Suspicions about Armstrong’s drug use began to surface in 2005, after former team-mate Frankie Andreu and his wife, Betsy, testified in a lawsuit about a drug confession they heard Armstrong make while he was in hospital in 1996 during his bout with cancer.
Armstrong faced off the accusation but in 2011 the writing was on the wall when Armstrong’s ex-teammates, Tyler Hamilton and Floyd Landis, began going public about his doping.
7 The shoddy work of controversial Durban businessman, Jay Singh, came under scrutiny this year when three workers died in the partial collapse of the Tongaat mall on the KwaZulu-Natal north coast. The shopping centre was being developed by a company linked to him.
Zakhithi Nxumalo and Zwelibanzi Masuku were crushed to death and 29 others were injured. A third, decomposing body was retrieved from the rubble.
The eThekwini Municipality, which issued several notices instructing the mall’s developer, Rectangle Property Investments, to halt construction in the months leading up to the incident, had been taking steps to file a contempt of court order against the company.
The future of the site lies in the court’s hand whose decision it will be to allow construction to go ahead or accede to council pleas for it to be demolished.
8 It was described as the miracle under the sea. A Nigerian ship cook who spent almost three days in an air bubble 30m under the sea was rescued by a team of divers from South Africa.
Ten oil workers on board the ship died.
The doomed crewmen were in a Chevron-chartered Jascon 4 tugboat that capsized 30km off Escaros in the oil-rich Nigerian Delta state on May 26 due to heavy Atlantic Ocean swells.
They had been helping to stabilise an oil tanker filling up at a Chevron platform. One crew member has not yet been found. Deep-sea divers André Erasmus 42, of Durban, Nico van Heerden, 32, and Darryl Oosthuizen, 47, both of Cape Town, who were repairing offshore oil rigs 90m under the sea on the west African coast, responded to a mayday call and rushed to the ship’s watery grave.

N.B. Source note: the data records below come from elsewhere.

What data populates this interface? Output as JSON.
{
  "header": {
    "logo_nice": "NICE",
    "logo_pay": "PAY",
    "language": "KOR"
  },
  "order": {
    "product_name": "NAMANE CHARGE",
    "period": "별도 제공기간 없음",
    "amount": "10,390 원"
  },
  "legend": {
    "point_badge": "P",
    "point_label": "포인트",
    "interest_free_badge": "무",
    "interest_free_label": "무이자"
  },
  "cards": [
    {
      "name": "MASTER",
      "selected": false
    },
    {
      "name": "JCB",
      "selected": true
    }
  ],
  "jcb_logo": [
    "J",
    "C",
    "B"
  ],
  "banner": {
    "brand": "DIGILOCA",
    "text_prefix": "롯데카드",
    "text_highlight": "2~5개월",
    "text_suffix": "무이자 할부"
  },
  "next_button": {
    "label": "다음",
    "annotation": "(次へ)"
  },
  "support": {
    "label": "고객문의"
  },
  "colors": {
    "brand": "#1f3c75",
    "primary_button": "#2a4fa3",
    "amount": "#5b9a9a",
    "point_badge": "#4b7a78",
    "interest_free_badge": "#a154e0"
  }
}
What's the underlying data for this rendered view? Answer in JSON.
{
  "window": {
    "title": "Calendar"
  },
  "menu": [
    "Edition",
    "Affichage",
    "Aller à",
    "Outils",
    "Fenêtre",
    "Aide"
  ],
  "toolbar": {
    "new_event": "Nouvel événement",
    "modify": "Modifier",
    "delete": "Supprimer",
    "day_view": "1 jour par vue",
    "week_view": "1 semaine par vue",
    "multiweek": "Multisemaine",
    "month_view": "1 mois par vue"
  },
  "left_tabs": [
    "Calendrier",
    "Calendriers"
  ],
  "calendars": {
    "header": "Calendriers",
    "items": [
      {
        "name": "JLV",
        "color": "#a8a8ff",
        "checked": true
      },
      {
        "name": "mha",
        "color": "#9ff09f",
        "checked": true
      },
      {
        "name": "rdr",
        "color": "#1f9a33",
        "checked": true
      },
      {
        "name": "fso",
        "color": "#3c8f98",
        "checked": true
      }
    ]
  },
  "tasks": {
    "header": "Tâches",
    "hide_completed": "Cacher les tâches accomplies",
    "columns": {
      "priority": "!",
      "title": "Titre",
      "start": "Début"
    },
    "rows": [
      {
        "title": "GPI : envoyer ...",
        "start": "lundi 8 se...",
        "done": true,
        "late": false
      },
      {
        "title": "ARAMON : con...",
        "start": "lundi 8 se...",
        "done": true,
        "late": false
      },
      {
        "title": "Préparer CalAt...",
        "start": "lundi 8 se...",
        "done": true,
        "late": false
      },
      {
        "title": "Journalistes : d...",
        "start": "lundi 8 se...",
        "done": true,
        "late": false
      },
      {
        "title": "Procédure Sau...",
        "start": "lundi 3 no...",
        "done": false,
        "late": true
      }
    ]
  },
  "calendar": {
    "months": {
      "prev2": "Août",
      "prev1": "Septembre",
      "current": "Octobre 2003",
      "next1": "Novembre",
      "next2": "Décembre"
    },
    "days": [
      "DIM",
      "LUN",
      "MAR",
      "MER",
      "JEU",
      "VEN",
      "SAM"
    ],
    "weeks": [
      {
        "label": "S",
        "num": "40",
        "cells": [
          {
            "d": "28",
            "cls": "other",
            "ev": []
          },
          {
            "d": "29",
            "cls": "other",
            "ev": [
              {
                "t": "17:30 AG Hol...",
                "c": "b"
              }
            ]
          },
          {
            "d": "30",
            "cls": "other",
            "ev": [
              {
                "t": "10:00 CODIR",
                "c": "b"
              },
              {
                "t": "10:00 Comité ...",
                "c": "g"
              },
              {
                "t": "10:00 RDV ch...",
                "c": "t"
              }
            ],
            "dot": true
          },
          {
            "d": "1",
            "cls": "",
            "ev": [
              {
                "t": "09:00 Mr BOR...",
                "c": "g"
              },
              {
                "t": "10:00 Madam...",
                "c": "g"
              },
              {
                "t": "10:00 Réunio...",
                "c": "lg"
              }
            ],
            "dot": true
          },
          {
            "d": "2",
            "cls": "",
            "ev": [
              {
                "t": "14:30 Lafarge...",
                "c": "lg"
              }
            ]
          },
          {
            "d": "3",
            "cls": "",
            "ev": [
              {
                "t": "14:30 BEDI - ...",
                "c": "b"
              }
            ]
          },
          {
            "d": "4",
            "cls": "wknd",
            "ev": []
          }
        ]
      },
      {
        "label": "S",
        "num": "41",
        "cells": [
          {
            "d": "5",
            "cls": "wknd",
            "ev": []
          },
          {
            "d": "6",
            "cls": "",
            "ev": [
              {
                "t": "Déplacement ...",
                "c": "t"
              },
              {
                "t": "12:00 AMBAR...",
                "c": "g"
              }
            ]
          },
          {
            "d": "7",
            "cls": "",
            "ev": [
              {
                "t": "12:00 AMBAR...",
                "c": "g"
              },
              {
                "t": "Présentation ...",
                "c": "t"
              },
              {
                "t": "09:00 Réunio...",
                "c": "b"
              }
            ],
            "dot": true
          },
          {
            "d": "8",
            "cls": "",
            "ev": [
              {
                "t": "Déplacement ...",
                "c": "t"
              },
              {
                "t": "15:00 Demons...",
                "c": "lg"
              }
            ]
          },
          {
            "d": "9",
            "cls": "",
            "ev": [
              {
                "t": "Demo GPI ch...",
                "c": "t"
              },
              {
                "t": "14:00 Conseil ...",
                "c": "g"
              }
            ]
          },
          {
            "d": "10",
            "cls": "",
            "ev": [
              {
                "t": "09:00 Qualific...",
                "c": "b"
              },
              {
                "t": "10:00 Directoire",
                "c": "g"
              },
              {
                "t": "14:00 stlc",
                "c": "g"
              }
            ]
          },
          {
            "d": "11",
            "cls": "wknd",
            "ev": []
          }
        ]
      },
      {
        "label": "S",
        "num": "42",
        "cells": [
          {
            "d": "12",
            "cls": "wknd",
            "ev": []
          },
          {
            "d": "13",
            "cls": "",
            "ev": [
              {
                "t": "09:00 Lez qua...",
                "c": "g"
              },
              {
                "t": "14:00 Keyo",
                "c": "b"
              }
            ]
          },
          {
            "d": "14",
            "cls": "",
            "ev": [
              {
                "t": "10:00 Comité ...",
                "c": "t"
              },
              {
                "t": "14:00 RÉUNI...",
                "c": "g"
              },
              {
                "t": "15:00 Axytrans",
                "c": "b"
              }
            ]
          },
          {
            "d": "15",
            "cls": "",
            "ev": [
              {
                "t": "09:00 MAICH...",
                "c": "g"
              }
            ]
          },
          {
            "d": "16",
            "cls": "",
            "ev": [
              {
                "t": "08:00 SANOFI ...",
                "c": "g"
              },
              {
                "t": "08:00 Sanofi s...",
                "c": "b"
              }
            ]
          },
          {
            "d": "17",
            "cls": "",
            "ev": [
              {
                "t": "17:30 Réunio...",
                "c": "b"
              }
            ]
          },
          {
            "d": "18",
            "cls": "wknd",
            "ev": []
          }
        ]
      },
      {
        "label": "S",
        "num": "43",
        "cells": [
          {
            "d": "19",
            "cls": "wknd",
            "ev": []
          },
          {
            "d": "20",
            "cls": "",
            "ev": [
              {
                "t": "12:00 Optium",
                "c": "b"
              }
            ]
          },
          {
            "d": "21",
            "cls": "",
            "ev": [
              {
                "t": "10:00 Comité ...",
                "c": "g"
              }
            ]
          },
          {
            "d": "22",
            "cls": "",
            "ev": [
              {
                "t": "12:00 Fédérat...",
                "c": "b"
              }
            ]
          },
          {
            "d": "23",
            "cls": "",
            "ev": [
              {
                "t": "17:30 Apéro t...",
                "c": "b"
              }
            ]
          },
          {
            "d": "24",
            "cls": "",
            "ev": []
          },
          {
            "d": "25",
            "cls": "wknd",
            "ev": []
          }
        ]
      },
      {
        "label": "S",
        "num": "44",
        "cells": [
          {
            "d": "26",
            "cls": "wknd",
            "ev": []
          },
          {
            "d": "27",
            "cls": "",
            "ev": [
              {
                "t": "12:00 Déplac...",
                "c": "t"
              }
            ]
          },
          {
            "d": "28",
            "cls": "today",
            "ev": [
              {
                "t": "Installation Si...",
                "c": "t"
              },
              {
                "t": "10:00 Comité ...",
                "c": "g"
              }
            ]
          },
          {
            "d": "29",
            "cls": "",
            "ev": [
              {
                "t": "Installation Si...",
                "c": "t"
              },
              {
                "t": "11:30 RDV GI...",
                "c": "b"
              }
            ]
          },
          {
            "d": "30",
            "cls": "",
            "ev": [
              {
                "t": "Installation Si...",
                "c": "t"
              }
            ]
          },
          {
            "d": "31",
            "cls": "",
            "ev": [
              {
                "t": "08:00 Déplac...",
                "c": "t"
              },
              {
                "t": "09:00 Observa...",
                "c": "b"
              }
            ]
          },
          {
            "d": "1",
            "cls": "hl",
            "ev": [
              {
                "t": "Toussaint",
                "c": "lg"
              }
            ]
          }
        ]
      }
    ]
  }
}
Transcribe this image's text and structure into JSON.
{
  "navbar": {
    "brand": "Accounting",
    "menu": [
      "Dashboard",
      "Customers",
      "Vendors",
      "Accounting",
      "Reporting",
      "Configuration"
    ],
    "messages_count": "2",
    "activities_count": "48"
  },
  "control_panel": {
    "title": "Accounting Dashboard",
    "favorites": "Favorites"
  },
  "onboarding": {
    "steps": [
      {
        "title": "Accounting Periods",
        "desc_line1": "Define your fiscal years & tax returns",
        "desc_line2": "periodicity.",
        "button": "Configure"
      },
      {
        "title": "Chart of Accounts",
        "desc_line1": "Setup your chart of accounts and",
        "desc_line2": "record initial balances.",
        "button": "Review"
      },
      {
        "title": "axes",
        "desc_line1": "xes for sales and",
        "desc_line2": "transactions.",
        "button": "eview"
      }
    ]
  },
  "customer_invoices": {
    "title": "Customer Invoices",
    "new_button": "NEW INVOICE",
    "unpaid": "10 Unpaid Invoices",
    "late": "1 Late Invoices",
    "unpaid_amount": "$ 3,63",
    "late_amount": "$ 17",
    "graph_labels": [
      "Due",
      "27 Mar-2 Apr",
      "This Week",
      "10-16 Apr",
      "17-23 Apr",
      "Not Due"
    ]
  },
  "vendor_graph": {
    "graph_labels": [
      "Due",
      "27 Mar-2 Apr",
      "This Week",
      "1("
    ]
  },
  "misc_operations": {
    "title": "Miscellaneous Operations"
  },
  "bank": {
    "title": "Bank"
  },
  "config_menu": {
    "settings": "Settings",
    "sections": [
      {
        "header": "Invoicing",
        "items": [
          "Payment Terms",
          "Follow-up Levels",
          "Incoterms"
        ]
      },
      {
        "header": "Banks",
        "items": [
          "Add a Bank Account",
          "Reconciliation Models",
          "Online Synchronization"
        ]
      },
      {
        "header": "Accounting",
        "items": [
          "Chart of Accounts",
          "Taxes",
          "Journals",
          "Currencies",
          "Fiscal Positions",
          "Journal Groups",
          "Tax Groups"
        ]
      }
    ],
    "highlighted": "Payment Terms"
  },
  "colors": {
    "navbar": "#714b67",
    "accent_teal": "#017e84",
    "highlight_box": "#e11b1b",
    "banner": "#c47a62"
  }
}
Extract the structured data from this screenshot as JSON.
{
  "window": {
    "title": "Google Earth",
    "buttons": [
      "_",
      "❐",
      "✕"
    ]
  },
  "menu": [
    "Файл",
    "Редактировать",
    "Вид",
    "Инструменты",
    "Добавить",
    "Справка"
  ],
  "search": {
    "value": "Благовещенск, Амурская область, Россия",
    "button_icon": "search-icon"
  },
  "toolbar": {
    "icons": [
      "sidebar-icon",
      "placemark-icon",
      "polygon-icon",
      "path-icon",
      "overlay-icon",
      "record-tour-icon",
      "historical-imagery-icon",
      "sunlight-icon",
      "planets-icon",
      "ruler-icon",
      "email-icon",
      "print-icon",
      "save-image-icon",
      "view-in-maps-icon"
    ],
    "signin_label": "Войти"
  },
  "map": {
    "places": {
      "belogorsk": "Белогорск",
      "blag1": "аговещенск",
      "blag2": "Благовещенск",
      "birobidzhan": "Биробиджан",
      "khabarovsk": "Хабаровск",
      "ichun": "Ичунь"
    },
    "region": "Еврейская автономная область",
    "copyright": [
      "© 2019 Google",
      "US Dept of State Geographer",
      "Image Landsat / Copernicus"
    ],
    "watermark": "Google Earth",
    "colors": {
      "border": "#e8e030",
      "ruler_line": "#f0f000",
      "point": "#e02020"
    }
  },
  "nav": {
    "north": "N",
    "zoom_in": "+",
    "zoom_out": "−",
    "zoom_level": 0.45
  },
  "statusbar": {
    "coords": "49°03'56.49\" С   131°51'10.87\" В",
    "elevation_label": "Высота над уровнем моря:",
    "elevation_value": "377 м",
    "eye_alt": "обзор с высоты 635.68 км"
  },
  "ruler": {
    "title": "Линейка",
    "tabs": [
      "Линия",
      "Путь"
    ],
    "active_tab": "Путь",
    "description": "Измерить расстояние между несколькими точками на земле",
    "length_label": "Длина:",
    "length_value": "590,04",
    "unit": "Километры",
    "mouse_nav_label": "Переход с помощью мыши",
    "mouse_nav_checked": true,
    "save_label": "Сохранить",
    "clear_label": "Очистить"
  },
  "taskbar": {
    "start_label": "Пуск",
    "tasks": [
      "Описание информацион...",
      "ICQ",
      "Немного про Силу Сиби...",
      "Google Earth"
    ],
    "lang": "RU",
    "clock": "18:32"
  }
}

What was meant to be a body recovery operation turned into a rescue when a hand grabbed one of the divers as he swam past.
9 Twenty-four people were killed this year when an out-of-control truck whose brakes failed ploughed into four minibus taxis and two cars at an intersection at the bottom of Field’s Hill on the M13 in Pinetown.
The September 5 tragedy caused a national outcry and highlighted the perils on South African roads.
Residents and nearby businesses had for years campaigned to have heavy trucks banned from the route.
A Swazi truck driver, Sanele Goodness May, was arrested and has been charged with 24 counts of murder. His trial is expected to start next year.
The current embargo on vehicles heavier than 25 tons between 6.30am and 8am had been changed to include vehicles heavier than 16 tons. The start had also changed to 6am, with an additional embargo in the afternoon, between 4pm and 6.30pm in both directions.
10 The long arm of the law finally caught up with Czech fugitive Radovan Krejcir when the Germiston Regional Court turned down his bail application on charges of kidnapping, assault and attempted murder.
The Czech businessman has grabbed headlines this year after he survived a James Bond-style assassination attempt when remote-controlled shotguns opened fire on him from behind a number plate of a parked car outside his business premises in Joburg.
Krejcir has been linked to a spate of underworld killings since 2009 and is a fugitive from justice in his homeland, having been found guilty of fraud and money laundering and sentenced in absentia to 11 years in jail.
In recent weeks he has been in the spotlight after several of his associates were killed in separate incidents in Bedfordview in what many have labelled an all-out war raging in the Joburg underworld.
Krejcir escaped from custody in the Czech Republic in 2005 and fled via Poland, Ukraine, Turkey and Dubai to the Seychelles.
There he acquired citizenship in 2006 and relinquished his Czech citizenship.